Sam Golanski grew up in a small town in Poland, but has been residing in Manchester, U.K. since 2005. Though he thinks New York is “a tough place to live,” he fell in love with its energy as a child watching films set in Manhattan from the ’60s and ’70s. Now all grown up, he comes to New York frequently to visit friends and work on his urban and social photography projects (“I have to admit I shredded a few pairs of shoes by just walking up and down for days everywhere with my camera bags,” he says). In his series “Park Avenue Doormen,” Sam gives the men who safeguard the Upper East Side’s ritziest buildings an opportunity to step from behind the velvet ropes and in front of the camera.

See all the photos

Featured Story

Features, photography, The urban lens

Village East Cinema, Yiddish Rialto, Louis N. Jaffe Theater

6sqft’s ongoing series The Urban Lens invites photographers to share work exploring a theme or a place within New York City. In this installment, award-winning photographers James and Karla Murray return with a look inside the spectacular Village East Cinema. Are you a photographer who’d like to see your work featured on The Urban Lens? Get in touch with us at [email protected].

Moviegoers at the Village East Cinema may be surprised to learn that they are visiting a recently restored New York City designated landmark. The Village East Cinema has a fascinating history as one of the last surviving “Yiddish Rialto” theaters along Second Avenue in the East Village. Today, the cinema is known for premiering many independent films and an eclectic mix of art and commercial releases.
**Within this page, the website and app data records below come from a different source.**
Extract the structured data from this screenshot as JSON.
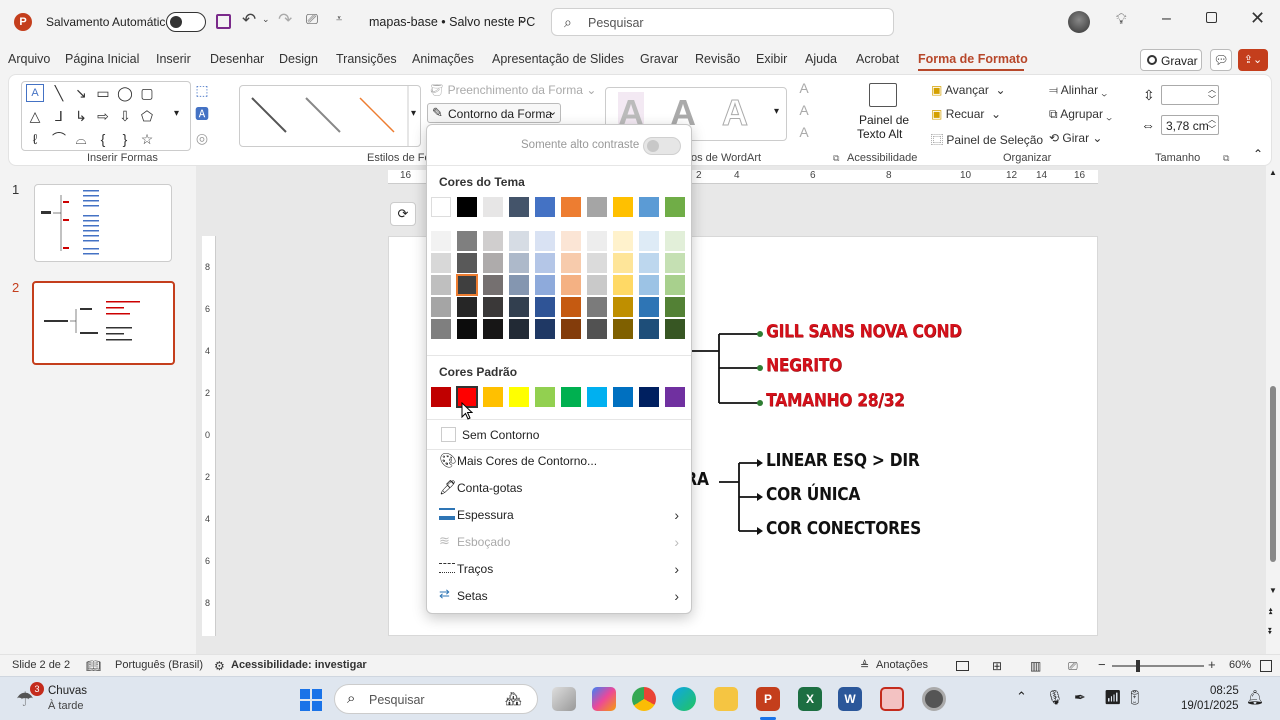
{
  "titlebar": {
    "autosave_label": "Salvamento Automático",
    "doc_title": "mapas-base • Salvo neste PC",
    "search_placeholder": "Pesquisar"
  },
  "menu": [
    "Arquivo",
    "Página Inicial",
    "Inserir",
    "Desenhar",
    "Design",
    "Transições",
    "Animações",
    "Apresentação de Slides",
    "Gravar",
    "Revisão",
    "Exibir",
    "Ajuda",
    "Acrobat",
    "Forma de Formato"
  ],
  "menu_active_index": 13,
  "gravar_button": "Gravar",
  "ribbon": {
    "groups": {
      "insert_shapes": "Inserir Formas",
      "shape_styles": "Estilos de Fo",
      "wordart": "os de WordArt",
      "accessibility": "Acessibilidade",
      "organize": "Organizar",
      "size": "Tamanho"
    },
    "fill_label": "Preenchimento da Forma",
    "outline_label": "Contorno da Forma",
    "alt_text_line1": "Painel de",
    "alt_text_line2": "Texto Alt",
    "bring_forward": "Avançar",
    "send_backward": "Recuar",
    "selection_pane": "Painel de Seleção",
    "align": "Alinhar",
    "group": "Agrupar",
    "rotate": "Girar",
    "height_value": "",
    "width_value": "3,78 cm",
    "wordart_letter": "A"
  },
  "ruler": {
    "h_ticks_left": [
      "16"
    ],
    "h_ticks_right": [
      "2",
      "4",
      "6",
      "8",
      "10",
      "12",
      "14",
      "16"
    ],
    "v_ticks": [
      "8",
      "6",
      "4",
      "2",
      "0",
      "2",
      "4",
      "6",
      "8"
    ]
  },
  "slides_panel": [
    {
      "number": "1"
    },
    {
      "number": "2"
    }
  ],
  "slide": {
    "red_items": [
      "GILL SANS NOVA COND",
      "NEGRITO",
      "TAMANHO 28/32"
    ],
    "partial_label": "URA",
    "black_items": [
      "LINEAR ESQ > DIR",
      "COR ÚNICA",
      "COR CONECTORES"
    ]
  },
  "dropdown": {
    "high_contrast_label": "Somente alto contraste",
    "theme_colors_title": "Cores do Tema",
    "theme_top": [
      "#ffffff",
      "#000000",
      "#e7e6e6",
      "#44546a",
      "#4472c4",
      "#ed7d31",
      "#a5a5a5",
      "#ffc000",
      "#5b9bd5",
      "#70ad47"
    ],
    "theme_shades": [
      [
        "#f2f2f2",
        "#7f7f7f",
        "#d0cece",
        "#d6dce4",
        "#d9e2f3",
        "#fbe5d5",
        "#ededed",
        "#fff2cc",
        "#deebf6",
        "#e2efd9"
      ],
      [
        "#d8d8d8",
        "#595959",
        "#aeabab",
        "#adb9ca",
        "#b4c6e7",
        "#f7cbac",
        "#dbdbdb",
        "#fee599",
        "#bdd7ee",
        "#c5e0b3"
      ],
      [
        "#bfbfbf",
        "#3f3f3f",
        "#757070",
        "#8496b0",
        "#8eaadb",
        "#f4b183",
        "#c9c9c9",
        "#ffd965",
        "#9cc3e5",
        "#a8d08d"
      ],
      [
        "#a5a5a5",
        "#262626",
        "#3a3838",
        "#323f4f",
        "#2f5496",
        "#c55a11",
        "#7b7b7b",
        "#bf8f00",
        "#2e75b5",
        "#538135"
      ],
      [
        "#7f7f7f",
        "#0c0c0c",
        "#171616",
        "#222a35",
        "#1f3864",
        "#833c0b",
        "#525252",
        "#7f6000",
        "#1e4e79",
        "#375623"
      ]
    ],
    "standard_colors_title": "Cores Padrão",
    "standard_colors": [
      "#c00000",
      "#ff0000",
      "#ffc000",
      "#ffff00",
      "#92d050",
      "#00b050",
      "#00b0f0",
      "#0070c0",
      "#002060",
      "#7030a0"
    ],
    "no_outline": "Sem Contorno",
    "more_colors": "Mais Cores de Contorno...",
    "eyedropper": "Conta-gotas",
    "weight": "Espessura",
    "sketched": "Esboçado",
    "dashes": "Traços",
    "arrows": "Setas"
  },
  "status": {
    "slide_info": "Slide 2 de 2",
    "language": "Português (Brasil)",
    "accessibility": "Acessibilidade: investigar",
    "notes": "Anotações",
    "zoom": "60%"
  },
  "taskbar": {
    "weather_badge": "3",
    "weather_title": "Chuvas",
    "weather_sub": "À tarde",
    "search_placeholder": "Pesquisar",
    "time": "08:25",
    "date": "19/01/2025"
  }
}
The theater’s most significant visual aspect, however, is its main auditorium’s ornate and colorful ceiling, which is regarded as having one of the most remarkable works of plaster craftsmanship in New York City.

explore the spectacular space here

Featured Story

Brighton Beach, Features, photography, The urban lens

Chaz Langley, Brighton Beach, Russian culture NYC, NYC photography

6sqft’s ongoing series The Urban Lens invites photographers to share work exploring a theme or a place within New York City. In this installment, Chaz Langley explores the people and establishments that breathe life into Brighton Beach. Are you a photographer who’d like to see your work featured on The Urban Lens? Get in touch with us at [email protected].

6sqft recently featured Chaz Langley‘s photo series “A Stroll in Chinatown,” where he captured the neighborhood’s unique cultural establishments and the everyday comings and goings of its residents. He’s now taken the same approach with Brighton Beach, Brooklyn’s beach-front community that’s often referred to as “Little Odessa” for its strong Russian community. Langley, a Nashville native who moved to New York almost a decade ago to pursue a career as a singer/songwriter/actor/model, has taken to sharing his location-specific collections on Instagram, integrating his graphic design background in their presentation. From a fruit stand to boardwalk, his Brighton Beach series certainly paints a picture of the neighborhood.

See all the photos here

Featured Story

Features, photography, The urban lens

6sqft’s ongoing series The Urban Lens invites photographers to share work exploring a theme or a place within New York City. In this installment Brazilian designer Nei Valente presents his series of nighttime newsstand photos. Are you a photographer who’d like to see your work featured on The Urban Lens? Get in touch with us at [email protected].

By day, Nei Valente is a designer at branding agency Brand Union, but in his free time he photographs street scenes around the city, many of which are taken once the sun has set. In “Newsstands,” he captures the changing face of newsstands around the city, exploring how their evolution relates to our shift from print to digital media. Inspired by Moyra Davey’s newsstand series of 1994, Valente finds it fascinating how newsstands have changed over the last couple of decades.

Read more

SIGN UP FOR OUR NEWSLETTERS

Thank you, your sign-up request was successful!
This email address is already subscribed, thank you!
Please provide a valid email address.
Please complete the CAPTCHA.
Oops. Something went wrong. Please try again later.